Why the King James Bible IS inspired. Proof.

There is a huge debate as to whether the King James Bible is inspired, or whether only the Textus Receptus and the Hebraic Tanakh (bomberg) is the only inspired scriptures. Well, the truth is they both are inspired. You see the bible says that every word of God is pure.

Pro 30:5  Every word of God is pure: he is a shield unto them that put their trust in him.

Psa 12:6  The words of the LORD are pure words: as silver tried in a furnace of earth, purified seven times.

Psa 18:30  As for God, his way is perfect: the word of the LORD is tried: he is a buckler to all those that trust in him.

You see every single verse in the King James Bible is inspired. If those words were translated correctly then it means that every verse is inspired. If it said the same in Hebrew or Greek from which it was translated then it should be called inspired.

Hence we can even call the verses in the Geneva Bible inspired apart from the Apocrypha which they self claimed was not inspired.

A bible is a collection of the all the inspired verses but once these verses are removed it no longer makes it a complete bible. For instance. Lets look at an inspired verse of the bible.

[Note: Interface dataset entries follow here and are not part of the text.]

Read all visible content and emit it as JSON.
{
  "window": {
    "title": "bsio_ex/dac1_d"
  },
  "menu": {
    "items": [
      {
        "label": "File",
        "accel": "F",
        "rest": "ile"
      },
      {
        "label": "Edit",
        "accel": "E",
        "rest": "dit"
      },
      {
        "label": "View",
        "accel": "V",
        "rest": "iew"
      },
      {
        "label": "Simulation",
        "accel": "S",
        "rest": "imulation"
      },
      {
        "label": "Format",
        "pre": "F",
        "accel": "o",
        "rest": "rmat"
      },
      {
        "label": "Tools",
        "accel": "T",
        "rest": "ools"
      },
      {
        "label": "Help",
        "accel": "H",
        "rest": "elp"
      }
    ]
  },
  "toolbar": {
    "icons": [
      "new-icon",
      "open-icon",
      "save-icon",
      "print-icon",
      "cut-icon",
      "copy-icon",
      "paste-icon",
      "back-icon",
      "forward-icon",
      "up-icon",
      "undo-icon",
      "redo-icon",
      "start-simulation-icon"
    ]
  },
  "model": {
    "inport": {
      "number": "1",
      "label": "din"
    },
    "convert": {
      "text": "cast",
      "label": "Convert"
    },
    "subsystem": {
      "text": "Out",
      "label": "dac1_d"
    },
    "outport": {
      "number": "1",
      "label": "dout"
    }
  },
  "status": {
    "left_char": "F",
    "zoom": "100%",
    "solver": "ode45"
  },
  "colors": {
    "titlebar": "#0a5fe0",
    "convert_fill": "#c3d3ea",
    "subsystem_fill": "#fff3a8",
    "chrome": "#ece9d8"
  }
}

Deu 32:4  He is the Rock, his work is perfect: for all his ways are judgment: a God of truth and without iniquity, just and right is he.

You see that verse right there is inspired. It might be inspired in the original meaning but if that was translated correctly then we can tell that the translation of that verse can be also called inspired.

Now lets look at the King James Bible.

All the verses that should be there, are there and no verses are left out. That means all the inspired words of God is in that book. All of them. This makes the bible itself inspired.

Sure there are debates whether all the words were translated correctly but that is another debate. Or rather hundreds of debates. But saying the KJV did translate all the verses correctly and as accurate as possible in the English language then that would make the King James Bible inspired.

According to the Nestle-Aland the Textus Receptus is the "poorest of New Testament text"

In the intro to the Novum Testamentum Graece Nestle-Aland 26th edition the following is written:
“When Eberhard Nestle produced the first edition of the Novum Testamentum Graece in 1898, neither he nor the sponsoring Wurttemburg Bible Society could have imagined the full extent of what had been started.  Although the Textus Receptus could still claim a wide range of defenders, the scholarship of the nineteenth century had conclusively demonstrated it to be the poorest form of the New Testament text.” (Introduction to Novum Testamentum Graece – Nestle-Aland 26th Edition)
Say what? The Textus Receptus is the “poorest form of New Testament Text”? Are they insane?
Lets look at the offspring of this Greek version and bibles that come from it:
The most corrupt bible of probably all times The Good News bible
The worst of poorest bible translations the NIV
The updated NASB of 1995
And most shockingly of all, The New King James Version uses the text of Nestle-Aland, the same people that said the Textus Receptus is the poorest of New Testament text, to think the NKJV is supposedly from the Textus Receptus. How about mixing the two most opposites.

The Scriptures (TS98) messes up the Comma Johanneum

7Because there are three who bear witness:8the Spirit, and the water, and the blood.And the three are in agreement.

That is according to “The Scriptures”.   Comma Johanneum has been corrupted here. Why? Its in the Textus Receptus, why not here?

How is it supposed to look?

Well something in this order:

1Jn 5:7 For there are three that bear record in heaven, the Father, the Word, and the Holy Ghost: and these three are one.
1Jn 5:8 And there are three that bear witness in earth, the Spirit, and the water, and the blood: and these three agree in one.


More corruptions of Wikipedia on Codex Bezae

On the Codex Bezae page doubt is cast on the Codex Bezae with some new edit. This was most definately inserted by someone that strongly believes in the Egyptian line of texts. The Textus Receptus comes from Codex Bezae as Stephanus used it to translate the Royal Edition.